REQUIRED ACTION » Scan the records below and copy every line that contains the string "Ctrl".

-=-=-

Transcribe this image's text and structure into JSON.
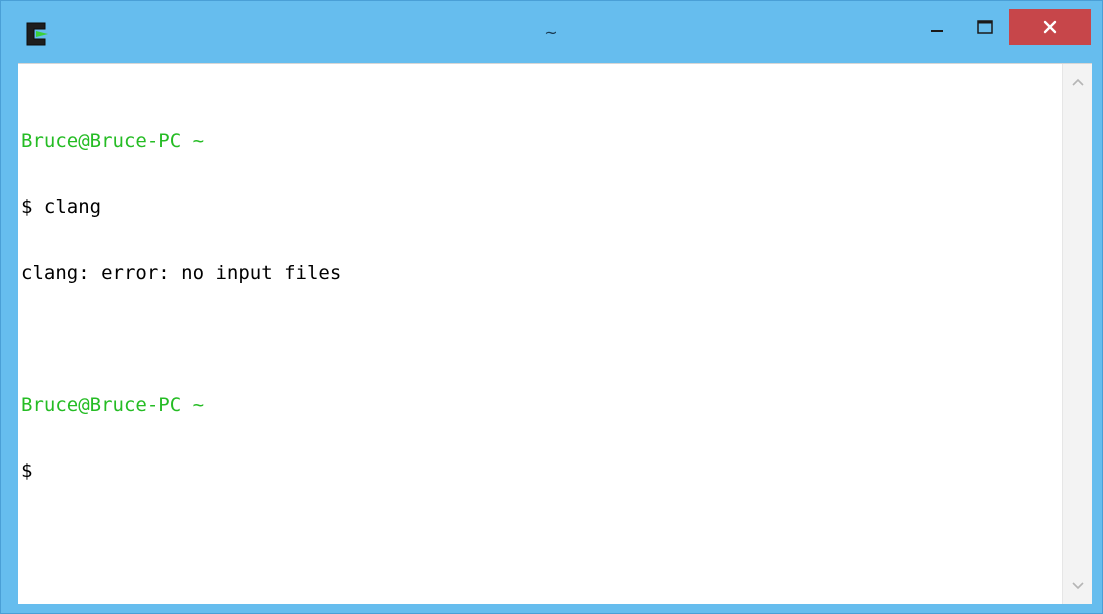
{
  "window": {
    "title": "~",
    "colors": {
      "frame": "#66bdee",
      "close_button": "#c7464a",
      "prompt_green": "#25bc24"
    }
  },
  "titlebar": {
    "app_icon": "cygwin-terminal-icon",
    "minimize_icon": "minimize-icon",
    "maximize_icon": "maximize-icon",
    "close_icon": "close-icon"
  },
  "terminal": {
    "lines": [
      {
        "text": "Bruce@Bruce-PC ~",
        "style": "prompt"
      },
      {
        "text": "$ clang",
        "style": "normal"
      },
      {
        "text": "clang: error: no input files",
        "style": "normal"
      },
      {
        "text": "",
        "style": "normal"
      },
      {
        "text": "Bruce@Bruce-PC ~",
        "style": "prompt"
      },
      {
        "text": "$",
        "style": "normal"
      }
    ]
  },
  "scrollbar": {
    "up_icon": "chevron-up-icon",
    "down_icon": "chevron-down-icon"
  }
}
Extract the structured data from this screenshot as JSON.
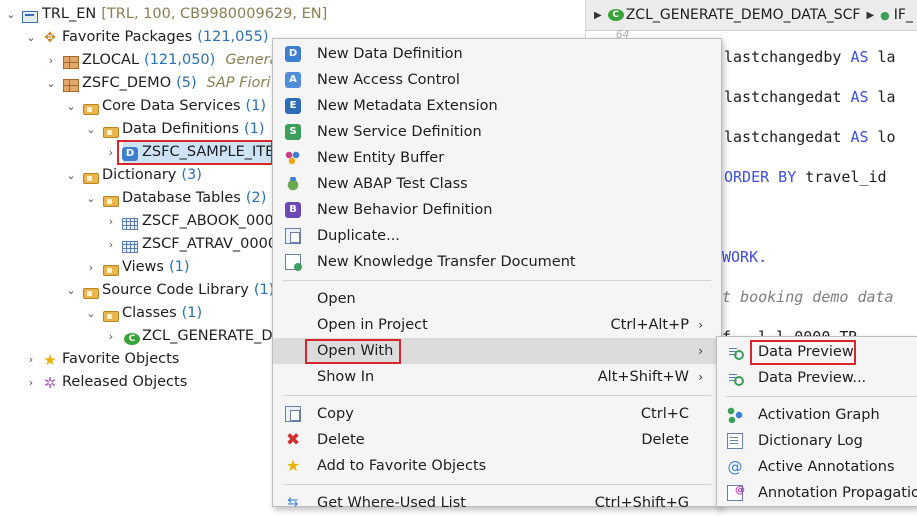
{
  "tree": {
    "project": {
      "label": "TRL_EN",
      "meta": "[TRL, 100, CB9980009629, EN]"
    },
    "favorite_packages": {
      "label": "Favorite Packages",
      "count": "(121,055)"
    },
    "zlocal": {
      "label": "ZLOCAL",
      "count": "(121,050)",
      "desc": "Genera"
    },
    "zsfc_demo": {
      "label": "ZSFC_DEMO",
      "count": "(5)",
      "desc": "SAP Fiori"
    },
    "core_data_services": {
      "label": "Core Data Services",
      "count": "(1)"
    },
    "data_definitions": {
      "label": "Data Definitions",
      "count": "(1)"
    },
    "zsfc_sample_item": {
      "label": "ZSFC_SAMPLE_ITE"
    },
    "dictionary": {
      "label": "Dictionary",
      "count": "(3)"
    },
    "database_tables": {
      "label": "Database Tables",
      "count": "(2)"
    },
    "zscf_abook": {
      "label": "ZSCF_ABOOK_0000"
    },
    "zscf_atrav": {
      "label": "ZSCF_ATRAV_0000"
    },
    "views": {
      "label": "Views",
      "count": "(1)"
    },
    "source_code_library": {
      "label": "Source Code Library",
      "count": "(1)"
    },
    "classes": {
      "label": "Classes",
      "count": "(1)"
    },
    "zcl_generate": {
      "label": "ZCL_GENERATE_DE"
    },
    "favorite_objects": {
      "label": "Favorite Objects"
    },
    "released_objects": {
      "label": "Released Objects"
    }
  },
  "editor": {
    "breadcrumb": {
      "class": "ZCL_GENERATE_DEMO_DATA_SCF",
      "next": "IF_"
    },
    "gutter": "64",
    "lines": {
      "l1_a": "lastchangedby",
      "l1_kw": "AS",
      "l1_b": "la",
      "l2_a": "lastchangedat",
      "l2_kw": "AS",
      "l2_b": "la",
      "l3_a": "lastchangedat",
      "l3_kw": "AS",
      "l3_b": "lo",
      "l4_kw": "ORDER BY",
      "l4_b": "travel_id",
      "l5_kw": "WORK.",
      "l6_cm": "t booking demo data",
      "l7_partial": "f...l-l 0000 TR..."
    }
  },
  "context_menu": {
    "items": [
      {
        "label": "New Data Definition",
        "icon": "data-definition-icon"
      },
      {
        "label": "New Access Control",
        "icon": "access-control-icon"
      },
      {
        "label": "New Metadata Extension",
        "icon": "metadata-extension-icon"
      },
      {
        "label": "New Service Definition",
        "icon": "service-definition-icon"
      },
      {
        "label": "New Entity Buffer",
        "icon": "entity-buffer-icon"
      },
      {
        "label": "New ABAP Test Class",
        "icon": "test-class-icon"
      },
      {
        "label": "New Behavior Definition",
        "icon": "behavior-definition-icon"
      },
      {
        "label": "Duplicate...",
        "icon": "duplicate-icon"
      },
      {
        "label": "New Knowledge Transfer Document",
        "icon": "knowledge-transfer-icon"
      }
    ],
    "open": {
      "label": "Open"
    },
    "open_in_project": {
      "label": "Open in Project",
      "shortcut": "Ctrl+Alt+P"
    },
    "open_with": {
      "label": "Open With"
    },
    "show_in": {
      "label": "Show In",
      "shortcut": "Alt+Shift+W"
    },
    "copy": {
      "label": "Copy",
      "shortcut": "Ctrl+C"
    },
    "delete": {
      "label": "Delete",
      "shortcut": "Delete"
    },
    "add_favorite": {
      "label": "Add to Favorite Objects"
    },
    "where_used": {
      "label": "Get Where-Used List",
      "shortcut": "Ctrl+Shift+G"
    }
  },
  "submenu": {
    "data_preview": "Data Preview",
    "data_preview_dots": "Data Preview...",
    "activation_graph": "Activation Graph",
    "dictionary_log": "Dictionary Log",
    "active_annotations": "Active Annotations",
    "annotation_propagation": "Annotation Propagation"
  },
  "colors": {
    "highlight": "#d9262c",
    "selection": "#cfe3f7",
    "keyword": "#3f4fd8"
  }
}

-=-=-

WRITTEN ANSWER »
      "shortcut": "Ctrl+Alt+P"
      "shortcut": "Ctrl+C"
      "shortcut": "Ctrl+Shift+G"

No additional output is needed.